click to enlarge
Before last week's planning commission vote
on the May Town rezoning there was some public kvetching that Mayor Karl Dean was sitting out the whole controversy, refusing to weigh in on the biggest county land use issue in many years, if not decades. Writing in the City Paper
, for instance, Liz Garrigan described
Dean's public sentiments on the issue as "vague, noncommittal, muddy." And perhaps they were -- until last Thursday's vote.
It's easy to forget that by virtue of Metro Charter chapter 5, section 11.502, the mayor is a voting member of the planning commission. Mayors rarely if ever bothered to attend or vote at commission meetings until Bill Purcell, in the fall of 2002, decided he wanted to start sending
a designated representative, so he asked his Law Department director at the time -- Karl Dean! -- if that would be legal. Dean issued an opinion saying yes: "Even though the Metropolitan Charter is silent on this issue, the mayor has the authority to designate a representative under the authority of Tennessee Code Annotated 13-4-101(a)." That section of the Tennessee code says that on any municipal planning commission, one member "shall be the mayor of the municipality or a person designated by the mayor."
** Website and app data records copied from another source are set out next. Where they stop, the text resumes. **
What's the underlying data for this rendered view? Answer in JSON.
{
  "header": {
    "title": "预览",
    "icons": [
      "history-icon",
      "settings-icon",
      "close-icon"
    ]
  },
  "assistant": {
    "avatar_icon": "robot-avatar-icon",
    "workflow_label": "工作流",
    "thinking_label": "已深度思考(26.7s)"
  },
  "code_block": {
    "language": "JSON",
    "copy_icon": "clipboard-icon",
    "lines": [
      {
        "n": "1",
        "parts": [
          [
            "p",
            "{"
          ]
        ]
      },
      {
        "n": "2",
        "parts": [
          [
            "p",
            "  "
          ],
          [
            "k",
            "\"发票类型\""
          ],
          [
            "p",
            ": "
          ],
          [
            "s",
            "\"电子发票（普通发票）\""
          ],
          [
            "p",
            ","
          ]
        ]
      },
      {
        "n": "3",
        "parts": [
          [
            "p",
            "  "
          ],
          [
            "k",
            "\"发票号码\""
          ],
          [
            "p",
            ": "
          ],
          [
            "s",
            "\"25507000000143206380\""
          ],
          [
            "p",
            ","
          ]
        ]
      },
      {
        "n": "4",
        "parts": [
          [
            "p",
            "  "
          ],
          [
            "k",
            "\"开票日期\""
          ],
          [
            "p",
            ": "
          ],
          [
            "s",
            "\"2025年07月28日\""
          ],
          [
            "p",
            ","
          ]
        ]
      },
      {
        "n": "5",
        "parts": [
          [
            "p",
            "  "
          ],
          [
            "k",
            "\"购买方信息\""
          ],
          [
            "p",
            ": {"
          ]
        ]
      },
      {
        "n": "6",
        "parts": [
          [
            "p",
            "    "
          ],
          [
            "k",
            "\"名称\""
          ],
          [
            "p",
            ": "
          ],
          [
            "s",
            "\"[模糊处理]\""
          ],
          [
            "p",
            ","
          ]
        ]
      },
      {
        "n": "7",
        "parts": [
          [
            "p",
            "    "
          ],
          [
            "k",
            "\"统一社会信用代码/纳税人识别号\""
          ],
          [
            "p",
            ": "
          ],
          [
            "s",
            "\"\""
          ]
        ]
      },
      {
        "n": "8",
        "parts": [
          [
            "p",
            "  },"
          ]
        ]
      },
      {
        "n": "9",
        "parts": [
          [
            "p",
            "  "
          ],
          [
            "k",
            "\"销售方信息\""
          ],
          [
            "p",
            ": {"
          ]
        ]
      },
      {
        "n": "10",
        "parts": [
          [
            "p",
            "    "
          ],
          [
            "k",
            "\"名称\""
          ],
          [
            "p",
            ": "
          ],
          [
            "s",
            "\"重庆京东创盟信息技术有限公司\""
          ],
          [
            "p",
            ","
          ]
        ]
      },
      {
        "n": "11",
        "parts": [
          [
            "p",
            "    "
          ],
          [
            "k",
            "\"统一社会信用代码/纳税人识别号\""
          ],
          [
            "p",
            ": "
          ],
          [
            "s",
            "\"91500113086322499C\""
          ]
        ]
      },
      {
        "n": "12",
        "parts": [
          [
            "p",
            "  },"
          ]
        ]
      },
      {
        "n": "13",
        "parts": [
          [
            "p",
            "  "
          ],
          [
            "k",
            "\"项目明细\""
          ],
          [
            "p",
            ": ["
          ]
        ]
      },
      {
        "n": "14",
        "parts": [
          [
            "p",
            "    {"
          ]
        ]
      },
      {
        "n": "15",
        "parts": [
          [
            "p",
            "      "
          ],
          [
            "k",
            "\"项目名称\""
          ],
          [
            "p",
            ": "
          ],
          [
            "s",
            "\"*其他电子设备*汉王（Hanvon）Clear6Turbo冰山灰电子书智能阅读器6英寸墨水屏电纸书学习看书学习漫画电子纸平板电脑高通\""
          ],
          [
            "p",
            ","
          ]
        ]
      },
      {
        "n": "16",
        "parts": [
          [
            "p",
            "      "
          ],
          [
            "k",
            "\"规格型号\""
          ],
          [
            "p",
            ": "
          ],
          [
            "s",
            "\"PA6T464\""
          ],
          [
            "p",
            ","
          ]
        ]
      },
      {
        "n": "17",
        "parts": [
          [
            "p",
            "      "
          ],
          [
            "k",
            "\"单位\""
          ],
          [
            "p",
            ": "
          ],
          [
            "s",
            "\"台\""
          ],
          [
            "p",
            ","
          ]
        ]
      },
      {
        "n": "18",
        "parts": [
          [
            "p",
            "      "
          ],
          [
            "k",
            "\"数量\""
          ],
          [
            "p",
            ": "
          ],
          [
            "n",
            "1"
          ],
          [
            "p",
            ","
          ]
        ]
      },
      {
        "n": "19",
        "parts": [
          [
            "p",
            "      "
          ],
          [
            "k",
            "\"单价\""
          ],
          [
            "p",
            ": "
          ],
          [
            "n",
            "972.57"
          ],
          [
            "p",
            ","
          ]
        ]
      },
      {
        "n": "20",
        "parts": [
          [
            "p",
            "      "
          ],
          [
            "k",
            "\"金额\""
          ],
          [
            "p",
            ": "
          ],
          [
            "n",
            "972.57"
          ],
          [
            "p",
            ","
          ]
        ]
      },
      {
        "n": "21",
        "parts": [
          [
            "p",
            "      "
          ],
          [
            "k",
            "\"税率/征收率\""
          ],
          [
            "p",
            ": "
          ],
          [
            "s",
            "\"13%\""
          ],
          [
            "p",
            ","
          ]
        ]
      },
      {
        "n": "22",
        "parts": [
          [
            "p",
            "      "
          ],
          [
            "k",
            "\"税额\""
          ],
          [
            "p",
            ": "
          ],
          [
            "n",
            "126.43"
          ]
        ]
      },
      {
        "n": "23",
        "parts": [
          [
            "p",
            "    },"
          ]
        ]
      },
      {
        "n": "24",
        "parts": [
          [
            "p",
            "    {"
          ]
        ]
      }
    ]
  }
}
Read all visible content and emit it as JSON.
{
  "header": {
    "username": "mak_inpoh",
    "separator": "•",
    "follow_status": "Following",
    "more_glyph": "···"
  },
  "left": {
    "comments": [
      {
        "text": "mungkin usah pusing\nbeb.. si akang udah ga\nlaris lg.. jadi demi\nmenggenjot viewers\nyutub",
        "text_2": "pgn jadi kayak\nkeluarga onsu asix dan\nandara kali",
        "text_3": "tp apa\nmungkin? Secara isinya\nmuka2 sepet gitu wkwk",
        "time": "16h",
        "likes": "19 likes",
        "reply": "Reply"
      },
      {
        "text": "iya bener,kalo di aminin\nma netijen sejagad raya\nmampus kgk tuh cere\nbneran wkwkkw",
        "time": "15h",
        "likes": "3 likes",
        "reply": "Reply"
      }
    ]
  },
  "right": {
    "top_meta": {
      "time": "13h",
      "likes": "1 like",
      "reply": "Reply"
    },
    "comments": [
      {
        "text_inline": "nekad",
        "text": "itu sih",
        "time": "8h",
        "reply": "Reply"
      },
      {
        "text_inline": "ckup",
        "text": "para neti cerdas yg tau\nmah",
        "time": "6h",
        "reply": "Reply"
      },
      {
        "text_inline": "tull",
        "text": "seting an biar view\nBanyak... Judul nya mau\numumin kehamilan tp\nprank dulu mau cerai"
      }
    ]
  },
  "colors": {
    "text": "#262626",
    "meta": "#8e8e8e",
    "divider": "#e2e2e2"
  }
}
Ever since, there has been a mayor's representative with voting rights on the planning commission. Dean's representative is Andrée LeQuire, who at last week's meeting made a motion to disapprove amending the area's detailed design plan, and on the critical 5-5 vote went against May Town. Should LeQuire's actions be taken as the equivalent of action by the mayor himself? Here's how her name appears on the planning commission's letterhead; you make the call.